# [Work instructions]
Every entry, start to finish, should be printed verbatim without pictures.
______
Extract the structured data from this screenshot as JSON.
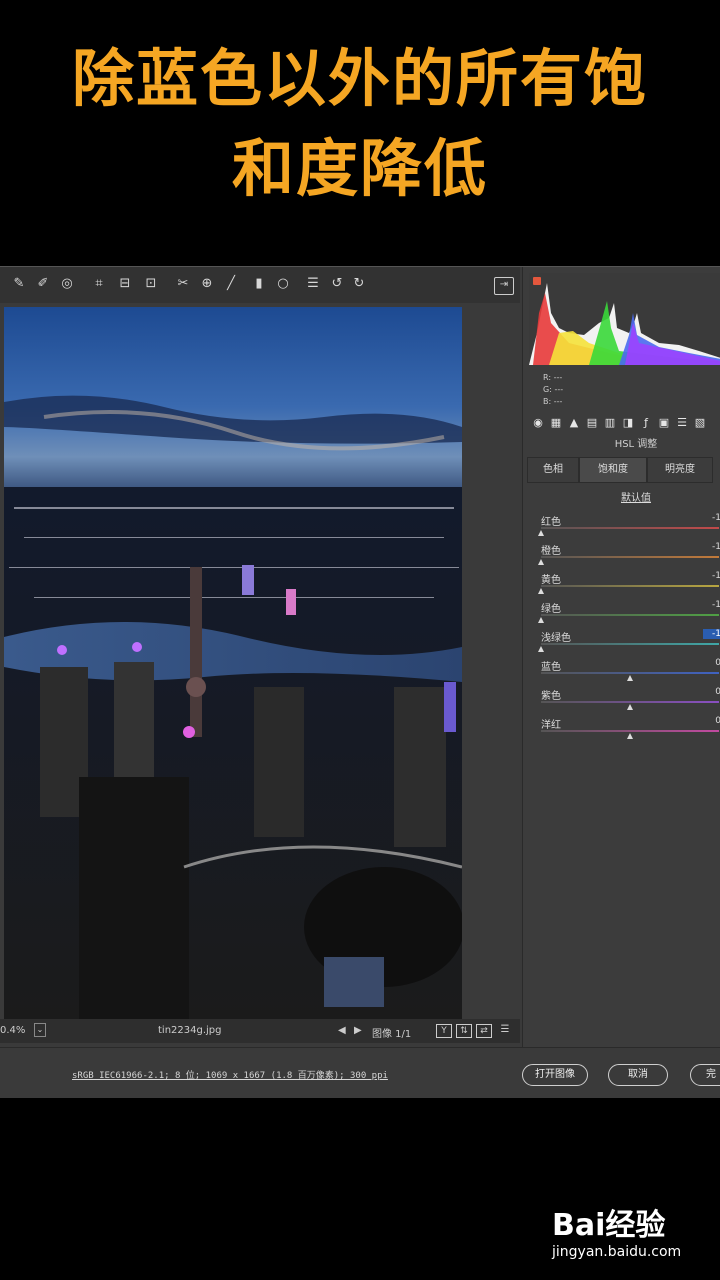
{
  "caption": {
    "line1": "除蓝色以外的所有饱",
    "line2": "和度降低"
  },
  "toolbar": {
    "icons": [
      "eyedropper-icon",
      "color-sampler-icon",
      "target-adjust-icon",
      "crop-icon",
      "straighten-icon",
      "transform-icon",
      "spot-removal-icon",
      "red-eye-icon",
      "brush-icon",
      "graduated-filter-icon",
      "radial-filter-icon",
      "preferences-icon",
      "rotate-left-icon",
      "rotate-right-icon"
    ]
  },
  "histogram": {
    "r_label": "R:",
    "g_label": "G:",
    "b_label": "B:",
    "r_value": "---",
    "g_value": "---",
    "b_value": "---"
  },
  "panel": {
    "title": "HSL 调整",
    "tabs": [
      "色相",
      "饱和度",
      "明亮度"
    ],
    "active_tab": 1,
    "default_link": "默认值",
    "sliders": [
      {
        "label": "红色",
        "value": "-1",
        "pos": 0.0,
        "color": "#c24a4a"
      },
      {
        "label": "橙色",
        "value": "-1",
        "pos": 0.0,
        "color": "#c27a3a"
      },
      {
        "label": "黄色",
        "value": "-1",
        "pos": 0.0,
        "color": "#b8a640"
      },
      {
        "label": "绿色",
        "value": "-1",
        "pos": 0.0,
        "color": "#4fa044"
      },
      {
        "label": "浅绿色",
        "value": "-1",
        "pos": 0.0,
        "color": "#3fa7a7"
      },
      {
        "label": "蓝色",
        "value": "0",
        "pos": 0.5,
        "color": "#3f62c2"
      },
      {
        "label": "紫色",
        "value": "0",
        "pos": 0.5,
        "color": "#8a4fc2"
      },
      {
        "label": "洋红",
        "value": "0",
        "pos": 0.5,
        "color": "#c24aa0"
      }
    ]
  },
  "filmstrip": {
    "zoom": "0.4%",
    "filename": "tin2234g.jpg",
    "image_count": "图像 1/1"
  },
  "footer": {
    "meta": "sRGB IEC61966-2.1; 8 位; 1069 x 1667 (1.8 百万像素); 300 ppi",
    "open_button": "打开图像",
    "cancel_button": "取消",
    "done_button": "完"
  },
  "watermark": {
    "logo": "Bai经验",
    "url": "jingyan.baidu.com"
  }
}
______
# [Problem solution]
Extract the structured data from this screenshot as JSON.
{
  "caption": {
    "line1": "除蓝色以外的所有饱",
    "line2": "和度降低"
  },
  "toolbar": {
    "icons": [
      "eyedropper-icon",
      "color-sampler-icon",
      "target-adjust-icon",
      "crop-icon",
      "straighten-icon",
      "transform-icon",
      "spot-removal-icon",
      "red-eye-icon",
      "brush-icon",
      "graduated-filter-icon",
      "radial-filter-icon",
      "preferences-icon",
      "rotate-left-icon",
      "rotate-right-icon"
    ]
  },
  "histogram": {
    "r_label": "R:",
    "g_label": "G:",
    "b_label": "B:",
    "r_value": "---",
    "g_value": "---",
    "b_value": "---"
  },
  "panel": {
    "title": "HSL 调整",
    "tabs": [
      "色相",
      "饱和度",
      "明亮度"
    ],
    "active_tab": 1,
    "default_link": "默认值",
    "sliders": [
      {
        "label": "红色",
        "value": "-1",
        "pos": 0.0,
        "color": "#c24a4a"
      },
      {
        "label": "橙色",
        "value": "-1",
        "pos": 0.0,
        "color": "#c27a3a"
      },
      {
        "label": "黄色",
        "value": "-1",
        "pos": 0.0,
        "color": "#b8a640"
      },
      {
        "label": "绿色",
        "value": "-1",
        "pos": 0.0,
        "color": "#4fa044"
      },
      {
        "label": "浅绿色",
        "value": "-1",
        "pos": 0.0,
        "color": "#3fa7a7"
      },
      {
        "label": "蓝色",
        "value": "0",
        "pos": 0.5,
        "color": "#3f62c2"
      },
      {
        "label": "紫色",
        "value": "0",
        "pos": 0.5,
        "color": "#8a4fc2"
      },
      {
        "label": "洋红",
        "value": "0",
        "pos": 0.5,
        "color": "#c24aa0"
      }
    ]
  },
  "filmstrip": {
    "zoom": "0.4%",
    "filename": "tin2234g.jpg",
    "image_count": "图像 1/1"
  },
  "footer": {
    "meta": "sRGB IEC61966-2.1; 8 位; 1069 x 1667 (1.8 百万像素); 300 ppi",
    "open_button": "打开图像",
    "cancel_button": "取消",
    "done_button": "完"
  },
  "watermark": {
    "logo": "Bai经验",
    "url": "jingyan.baidu.com"
  }
}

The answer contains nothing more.